The CD cover is deceptively retro Sinatra: here's Marianne (who along with fellow posh Brit former-wild-child Helen Mirren continues to put the sex in sexagenarian) encased in a lady's tux in front of a vintage microphone with "Easy" twice on the title and the subtitle "12 Songs for Music Lovers." I guess Decca is trying to dupe the Wal-Mart masses that have made hits out of Rod Stewart's forays into the Great American Songbook. If so, caveat emptor, for the only track that matches the cover is a fantastic take on Billie Holiday's "Solitude" as rendered in the inimitable narcotic croon of Sister Morphine herself.
The rest of this satisfying album is a classic Hal Willner production, complete with the unusual cover choices (Decemberists, Espers, very late Eno) and the usual Willner Family Players (Nick Cave, Antony Hegarty, Rufus Wainwright, Marc Ribot) in back-up duties. Like Sinatra, Faithfull keeps reinventing her career and injecting new blood into her myth by interpreting eclectic material that could easily be construed as autobiographical. When she sings "Compared to some, I've been around" in Neko Case's "Hold On Hold On," the Music Lovers are invited to chuckle at the survival of the indomitable chanteuse who was once little more than a bawdy joke, the Lindsay Lohan of her time.

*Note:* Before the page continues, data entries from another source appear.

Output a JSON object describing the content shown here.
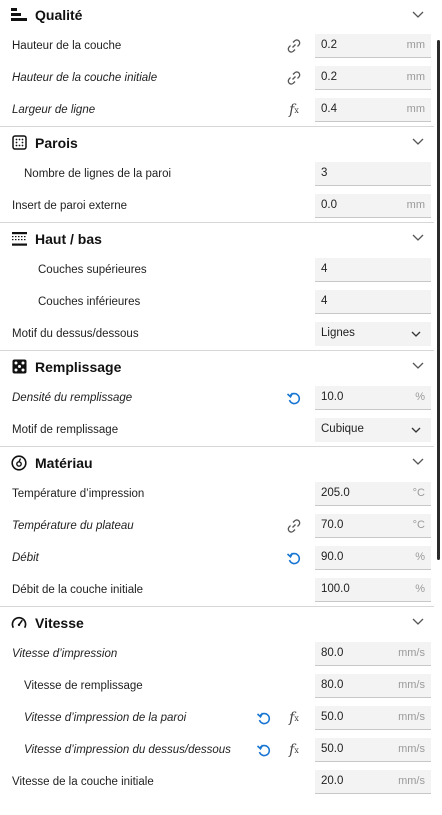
{
  "colors": {
    "accent": "#1976d2",
    "icon": "#555555"
  },
  "sections": {
    "quality": {
      "title": "Qualité",
      "layer_height": {
        "label": "Hauteur de la couche",
        "value": "0.2",
        "unit": "mm"
      },
      "initial_layer_height": {
        "label": "Hauteur de la couche initiale",
        "value": "0.2",
        "unit": "mm"
      },
      "line_width": {
        "label": "Largeur de ligne",
        "value": "0.4",
        "unit": "mm"
      }
    },
    "walls": {
      "title": "Parois",
      "wall_line_count": {
        "label": "Nombre de lignes de la paroi",
        "value": "3",
        "unit": ""
      },
      "outer_wall_inset": {
        "label": "Insert de paroi externe",
        "value": "0.0",
        "unit": "mm"
      }
    },
    "top_bottom": {
      "title": "Haut / bas",
      "top_layers": {
        "label": "Couches supérieures",
        "value": "4",
        "unit": ""
      },
      "bottom_layers": {
        "label": "Couches inférieures",
        "value": "4",
        "unit": ""
      },
      "pattern": {
        "label": "Motif du dessus/dessous",
        "value": "Lignes"
      }
    },
    "infill": {
      "title": "Remplissage",
      "density": {
        "label": "Densité du remplissage",
        "value": "10.0",
        "unit": "%"
      },
      "pattern": {
        "label": "Motif de remplissage",
        "value": "Cubique"
      }
    },
    "material": {
      "title": "Matériau",
      "print_temp": {
        "label": "Température d’impression",
        "value": "205.0",
        "unit": "°C"
      },
      "bed_temp": {
        "label": "Température du plateau",
        "value": "70.0",
        "unit": "°C"
      },
      "flow": {
        "label": "Débit",
        "value": "90.0",
        "unit": "%"
      },
      "initial_flow": {
        "label": "Débit de la couche initiale",
        "value": "100.0",
        "unit": "%"
      }
    },
    "speed": {
      "title": "Vitesse",
      "print_speed": {
        "label": "Vitesse d’impression",
        "value": "80.0",
        "unit": "mm/s"
      },
      "infill_speed": {
        "label": "Vitesse de remplissage",
        "value": "80.0",
        "unit": "mm/s"
      },
      "wall_speed": {
        "label": "Vitesse d’impression de la paroi",
        "value": "50.0",
        "unit": "mm/s"
      },
      "topbottom_speed": {
        "label": "Vitesse d’impression du dessus/dessous",
        "value": "50.0",
        "unit": "mm/s"
      },
      "initial_layer_speed": {
        "label": "Vitesse de la couche initiale",
        "value": "20.0",
        "unit": "mm/s"
      }
    }
  }
}
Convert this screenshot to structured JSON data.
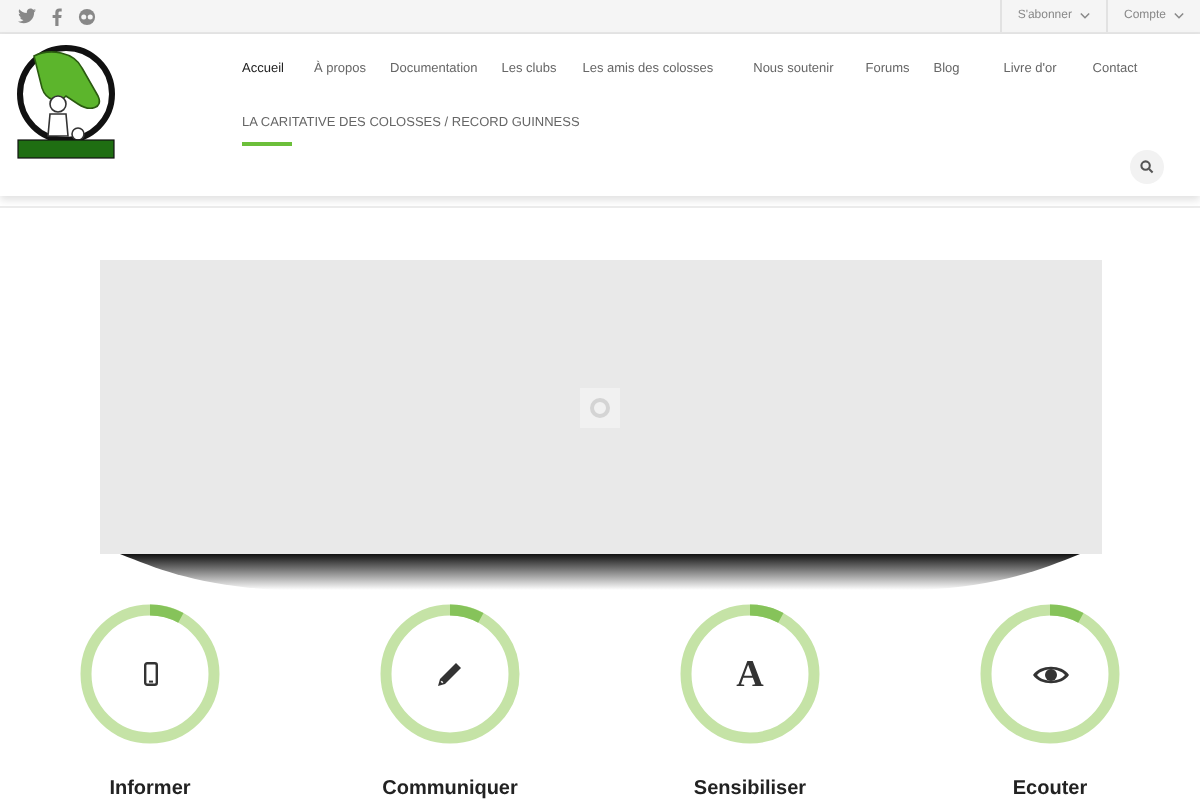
{
  "top_bar": {
    "social": [
      {
        "kind": "twitter"
      },
      {
        "kind": "facebook"
      },
      {
        "kind": "flickr"
      }
    ],
    "menus": [
      {
        "label": "S'abonner"
      },
      {
        "label": "Compte"
      }
    ]
  },
  "nav": {
    "items": [
      {
        "label": "Accueil",
        "selected": true,
        "highlighted": false
      },
      {
        "label": "À propos",
        "selected": false,
        "highlighted": false
      },
      {
        "label": "Documentation",
        "selected": false,
        "highlighted": false
      },
      {
        "label": "Les clubs",
        "selected": false,
        "highlighted": false
      },
      {
        "label": "Les amis des colosses",
        "selected": false,
        "highlighted": false
      },
      {
        "label": "Nous soutenir",
        "selected": false,
        "highlighted": false
      },
      {
        "label": "Forums",
        "selected": false,
        "highlighted": false
      },
      {
        "label": "Blog",
        "selected": false,
        "highlighted": false
      },
      {
        "label": "Livre d'or",
        "selected": false,
        "highlighted": false
      },
      {
        "label": "Contact",
        "selected": false,
        "highlighted": false
      },
      {
        "label": "LA CARITATIVE DES COLOSSES / RECORD GUINNESS",
        "selected": false,
        "highlighted": true
      }
    ]
  },
  "slider": {
    "loading": true
  },
  "features": [
    {
      "kind": "phone",
      "level": 0.08,
      "title": "Informer"
    },
    {
      "kind": "pencil",
      "level": 0.08,
      "title": "Communiquer"
    },
    {
      "kind": "letter",
      "glyph": "A",
      "level": 0.08,
      "title": "Sensibiliser"
    },
    {
      "kind": "eye",
      "level": 0.08,
      "title": "Ecouter"
    }
  ]
}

If it's neo-easy you want, you might have to wait for the next Diana Krall/Claus Ogerman collaboration (see right). Here you get the doyenne of rock decadence with Willner's heavy friends — what's not to like?